You can ask us to visit your house and check this out for you, but there are likewise a number of checks that you can carry out yourself prior to this.
An easy method to get an idea of whether your attic can be modified is to see whether any similar homes on your street have actually had attic conversions. If you do find examples, it’s more likely to be a possibility. If you can, it’s definitely worth going one step further and asking to take a look at the loft of anybody in your street that has had it done.
The minimum height you require for a loft conversion is 2.2 metres, and you can quickly determine this yourself. Take a tape measure and run it from the floor to the ceiling at the highest part of the space. If it’s 2.2 metres or more, your loft could be high enough to convert. Victorian homes tend to be lower than those constructed from the 1930s onwards, so might not have sufficient head height.

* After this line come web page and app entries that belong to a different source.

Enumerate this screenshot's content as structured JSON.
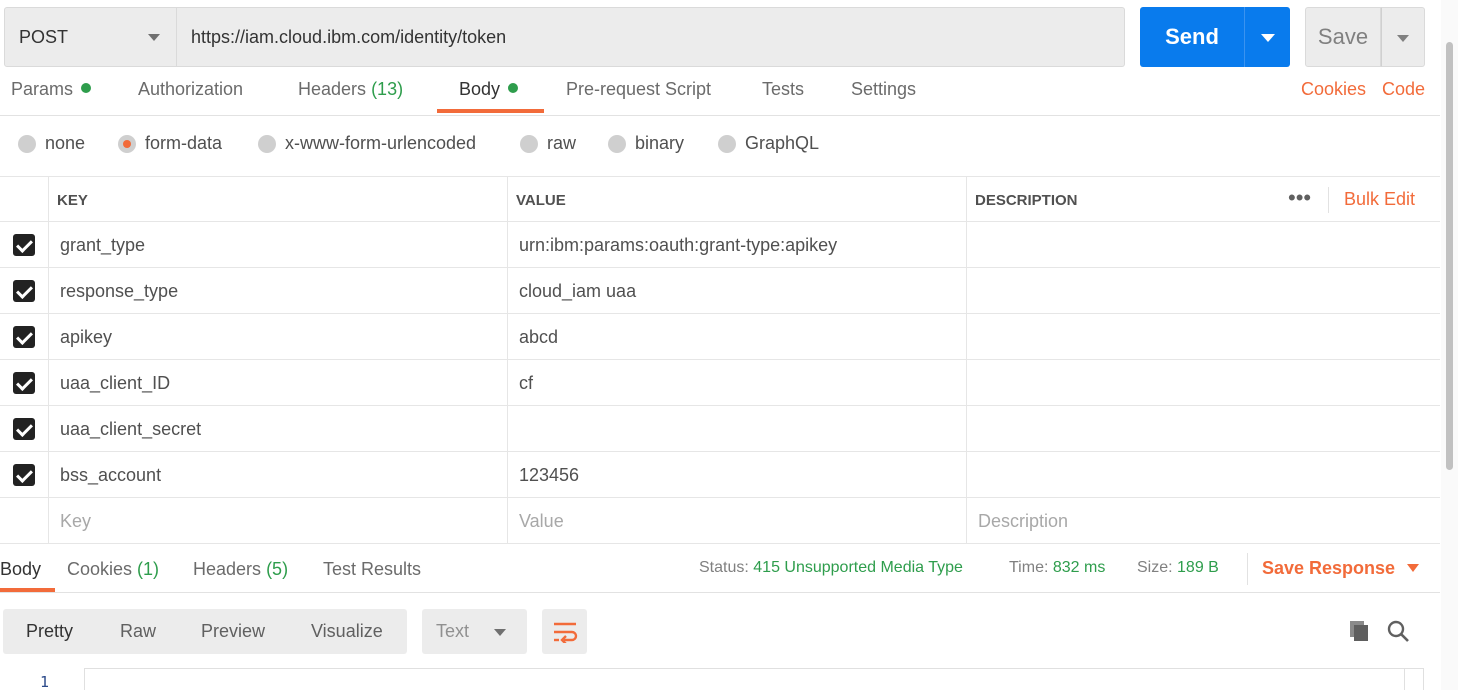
{
  "request": {
    "method": "POST",
    "url": "https://iam.cloud.ibm.com/identity/token",
    "send_label": "Send",
    "save_label": "Save"
  },
  "request_tabs": {
    "params": "Params",
    "authorization": "Authorization",
    "headers": "Headers",
    "headers_count": "(13)",
    "body": "Body",
    "prerequest": "Pre-request Script",
    "tests": "Tests",
    "settings": "Settings",
    "cookies": "Cookies",
    "code": "Code"
  },
  "body_types": {
    "none": "none",
    "form_data": "form-data",
    "urlencoded": "x-www-form-urlencoded",
    "raw": "raw",
    "binary": "binary",
    "graphql": "GraphQL",
    "selected": "form-data"
  },
  "table": {
    "headers": {
      "key": "KEY",
      "value": "VALUE",
      "description": "DESCRIPTION"
    },
    "more_label": "•••",
    "bulk_edit": "Bulk Edit",
    "rows": [
      {
        "key": "grant_type",
        "value": "urn:ibm:params:oauth:grant-type:apikey",
        "description": "",
        "checked": true
      },
      {
        "key": "response_type",
        "value": "cloud_iam uaa",
        "description": "",
        "checked": true
      },
      {
        "key": "apikey",
        "value": "abcd",
        "description": "",
        "checked": true
      },
      {
        "key": "uaa_client_ID",
        "value": "cf",
        "description": "",
        "checked": true
      },
      {
        "key": "uaa_client_secret",
        "value": "",
        "description": "",
        "checked": true
      },
      {
        "key": "bss_account",
        "value": "123456",
        "description": "",
        "checked": true
      }
    ],
    "placeholders": {
      "key": "Key",
      "value": "Value",
      "description": "Description"
    }
  },
  "response": {
    "tabs": {
      "body": "Body",
      "cookies": "Cookies",
      "cookies_count": "(1)",
      "headers": "Headers",
      "headers_count": "(5)",
      "test_results": "Test Results"
    },
    "status_label": "Status:",
    "status_value": "415 Unsupported Media Type",
    "time_label": "Time:",
    "time_value": "832 ms",
    "size_label": "Size:",
    "size_value": "189 B",
    "save_response": "Save Response",
    "views": {
      "pretty": "Pretty",
      "raw": "Raw",
      "preview": "Preview",
      "visualize": "Visualize"
    },
    "format": "Text",
    "line_number": "1"
  },
  "colors": {
    "accent": "#f26b3a",
    "send": "#097bed",
    "success": "#2e9d4c"
  }
}
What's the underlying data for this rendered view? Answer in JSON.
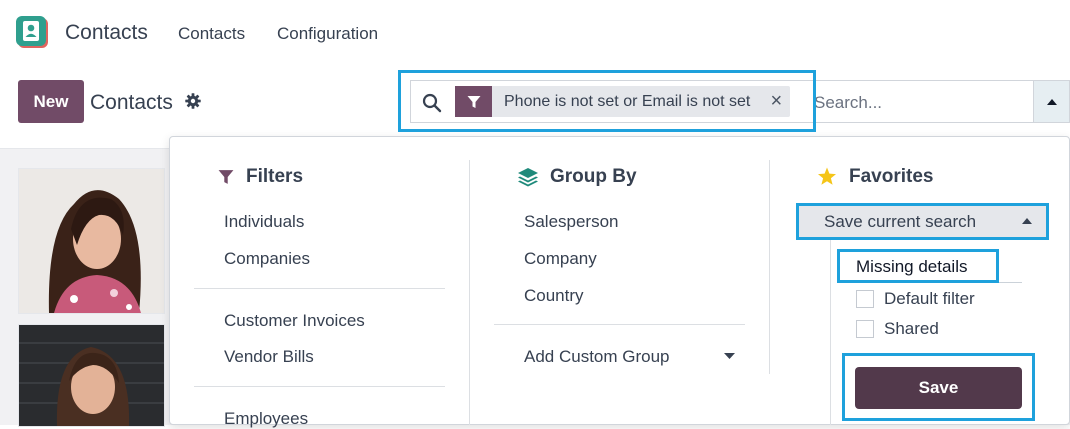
{
  "topbar": {
    "app_title": "Contacts",
    "nav": [
      "Contacts",
      "Configuration"
    ]
  },
  "controlbar": {
    "new_label": "New",
    "title": "Contacts"
  },
  "search": {
    "facet_label": "Phone is not set or Email is not set",
    "facet_close": "×",
    "placeholder": "Search..."
  },
  "filters": {
    "title": "Filters",
    "group1": [
      "Individuals",
      "Companies"
    ],
    "group2": [
      "Customer Invoices",
      "Vendor Bills"
    ],
    "group3": [
      "Employees"
    ]
  },
  "group_by": {
    "title": "Group By",
    "items": [
      "Salesperson",
      "Company",
      "Country"
    ],
    "custom": "Add Custom Group"
  },
  "favorites": {
    "title": "Favorites",
    "save_current": "Save current search",
    "name_value": "Missing details",
    "options": [
      "Default filter",
      "Shared"
    ],
    "save_label": "Save"
  },
  "colors": {
    "brand": "#714B67",
    "save_button": "#52394B",
    "highlight": "#1EA1DC",
    "star": "#F5C518",
    "stack": "#1F8A7B"
  },
  "icons": [
    "contacts-app-icon",
    "gear-icon",
    "search-icon",
    "filter-icon",
    "close-icon",
    "caret-up-icon",
    "layers-icon",
    "star-icon",
    "caret-down-icon"
  ]
}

Depending on when it was constructed, your home will either have roofing system trusses or rafters. By putting your head up into your loft hatch, you ought to have the ability to know immediately what type of roofing system you have.
Rafters run along the edge of the roofing system and will leave the majority of the triangular area underneath vacant. Trusses are supports that run through the cross-section of the loft. Transforming a loft with trusses is possible, but additional structural support is required to change the trusses, and it’s most likely to be more costly.
Lots of people overlook to factor in modifications to the floor underneath the loft when planning a conversion. It’s worth having a think of where the staircase is most likely to go and how much space it may take up. Even a well-designed space-saving staircase could take up a large piece of a space, so make sure you have area you’re content to lose.
There are four primary types of loft conversion: roofing system light, dormer, hip-to-gable and mansard. The one you choose is most likely to be figured out by a variety of factors, including the type and age of the home you live in, and your budget plan.
Roof light attic conversions are without a doubt the cheapest and least disruptive alternative, as you won’t have to make any modifications to the shape or pitch of the roofing system. Instead, it’s just a case of including skylight windows, laying down an appropriate floor, and adding a staircase to make the space habitable. Nevertheless, you’ll require to have enough roofing system area already without having an extension for this type of conversion.
A dormer attic conversion is an extension that protrudes from the slope of the roofing system. Dormers, in particular flat-roof dormers, are the most popular type of conversion. They are suitable for basically any home with a sloping roofing system.
Dormer attic conversions are less expensive than mansard or hip-to-gable conversions, but will still include a good deal of additional headroom and floor area.
Hip-to-gable attic conversions work by increasing the sloping ‘hip’ roofing system at the side of your house outwards to produce a vertical ‘gable’ wall, developing more internal loft area. This type of conversion will only deal with detached or semi-detached houses, as it requires a totally free sloping side roofing system.
If you live in a detached property with sloping roofs on either side, you can build on both of these to produce an even greater spacious double hip-to-gable extension.
Mansard attic extensions run along the whole length of your home’s roofing system and will alter the angle of the roofing system slope, making it practically vertical. These tend to be the most costly type of conversion, but will result in a significant quantity of additional area.
Mansard loft conversions are suitable for the majority of house types, including terraced, semi-detached and detached houses.
Do you need a price for a loft conversion in Willington?